“He kindles its very snows with his warm zeal…”

Image of St. Innocent from the New York Public Library Digital Gallery

Image of St. Innocent from the New York Public Library Digital Gallery

On my Ancient Faith Radio podcast, I’m in the midst of a three-part interview series with Eric Peterson on the subject of Alaskan Orthodox history. Today, AFR aired Part 2 of that series, focusing on the period from 1824 (St. Innocent) to 1867 (the sale of Alaska to the United States).

Below is an article that originally appeared in a Protestant religious journal called The Pacific, and was reprinted in the San Francisco Daily Evening Bulletin on April 29, 1864:

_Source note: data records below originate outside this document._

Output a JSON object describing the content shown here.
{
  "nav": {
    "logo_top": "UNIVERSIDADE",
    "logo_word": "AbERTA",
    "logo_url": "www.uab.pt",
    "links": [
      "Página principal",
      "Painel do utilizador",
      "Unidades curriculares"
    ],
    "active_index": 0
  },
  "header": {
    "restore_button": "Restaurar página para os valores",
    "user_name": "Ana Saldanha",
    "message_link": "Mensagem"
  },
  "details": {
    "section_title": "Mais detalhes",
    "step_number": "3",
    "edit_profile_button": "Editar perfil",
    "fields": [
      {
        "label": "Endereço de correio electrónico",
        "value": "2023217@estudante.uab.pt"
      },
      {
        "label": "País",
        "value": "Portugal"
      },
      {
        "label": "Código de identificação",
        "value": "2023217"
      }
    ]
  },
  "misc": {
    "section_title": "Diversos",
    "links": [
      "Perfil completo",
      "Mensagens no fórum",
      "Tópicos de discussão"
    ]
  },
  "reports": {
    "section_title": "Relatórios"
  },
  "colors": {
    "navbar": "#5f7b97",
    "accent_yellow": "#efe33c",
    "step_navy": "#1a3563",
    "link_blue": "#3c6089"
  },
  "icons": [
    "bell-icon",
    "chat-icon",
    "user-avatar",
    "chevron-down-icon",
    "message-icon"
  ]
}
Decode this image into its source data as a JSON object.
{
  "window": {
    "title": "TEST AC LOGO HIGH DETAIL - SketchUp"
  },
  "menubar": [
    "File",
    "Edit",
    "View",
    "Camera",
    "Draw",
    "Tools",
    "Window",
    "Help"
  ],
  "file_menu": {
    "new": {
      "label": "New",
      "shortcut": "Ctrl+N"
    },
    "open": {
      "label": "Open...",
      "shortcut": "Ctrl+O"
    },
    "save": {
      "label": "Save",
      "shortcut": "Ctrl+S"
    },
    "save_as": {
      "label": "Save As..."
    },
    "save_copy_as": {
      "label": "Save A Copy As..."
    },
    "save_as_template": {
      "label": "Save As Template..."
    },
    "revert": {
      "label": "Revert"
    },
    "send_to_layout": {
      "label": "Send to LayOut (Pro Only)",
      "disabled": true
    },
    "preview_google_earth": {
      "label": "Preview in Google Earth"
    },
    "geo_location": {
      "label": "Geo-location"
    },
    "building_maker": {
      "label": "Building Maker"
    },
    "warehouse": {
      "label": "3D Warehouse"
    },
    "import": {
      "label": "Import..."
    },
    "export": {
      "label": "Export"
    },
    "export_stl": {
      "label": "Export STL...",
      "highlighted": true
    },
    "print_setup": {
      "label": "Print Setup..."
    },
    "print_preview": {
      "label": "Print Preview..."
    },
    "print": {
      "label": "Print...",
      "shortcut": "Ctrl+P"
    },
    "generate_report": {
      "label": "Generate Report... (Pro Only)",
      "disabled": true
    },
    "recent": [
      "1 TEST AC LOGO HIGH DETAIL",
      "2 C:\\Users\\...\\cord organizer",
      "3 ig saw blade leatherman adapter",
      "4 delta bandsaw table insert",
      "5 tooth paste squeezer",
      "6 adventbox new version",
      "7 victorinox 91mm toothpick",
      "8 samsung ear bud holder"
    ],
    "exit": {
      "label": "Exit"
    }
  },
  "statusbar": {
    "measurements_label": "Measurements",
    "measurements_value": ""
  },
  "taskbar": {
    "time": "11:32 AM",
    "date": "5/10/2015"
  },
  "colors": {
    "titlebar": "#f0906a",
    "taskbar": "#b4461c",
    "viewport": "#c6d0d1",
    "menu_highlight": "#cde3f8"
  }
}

The people of California have reason to know that there is such a region as Russian America, because Sitka supplies them with ice. They do not realize that in those cold, waste, inhospitable lands, dwell a population of 60,000 human beings. It is a comfort to know that there are Christians, not indeed of our sort, but Christian, nevertheless we hope, who care for these Esquimaux souls. Priest Benjamin [i.e., Veniaminoff], now Archbishop of Kamchatka, and resident there, commenced missionary work, in 1823, on one of the Aleutian Islands. He learned the language of those tribes, translated portions of the Scriptures and other religious books, and taught the islanders to read and write. From 1830 onward, those people rapidly became Christians. After a time the priest removed to Archangel, on the island of Sitka. Other missionaries succeeded him. One, Sitziazen by name, baptized 530, and the number annually baptized since, has been about 40; the whole number of converts has been estimated at 4,700. Greater success has attented the work on Cook’s Sound, farther northwest. A Missionary, by the name of Netzvetoff, has labored with the tribes so far up as Bhering’s Straits. In all these colonies of Russian America, there were in 1860, seven parish churches served by 27 priests. There were besides 35 chapels. The old priest Benjamin, now called Innocent I., visits every part of this cheerless diocese, and kindles its very snows with his warm zeal. There is one great fact for encouragement in these Missions of the Russian church. The Bible is translated into the language of the people, and they are urged to read it. Doubtless the Russian church keeps too much the traditions of corrupted ages, but we may well rejoice in the knowledge that the Missionary spirit, carrying the Bible to the savage tribes of our borders, is thus active and vigorous. The established church in Russia, is a component part of the “Greek Church.”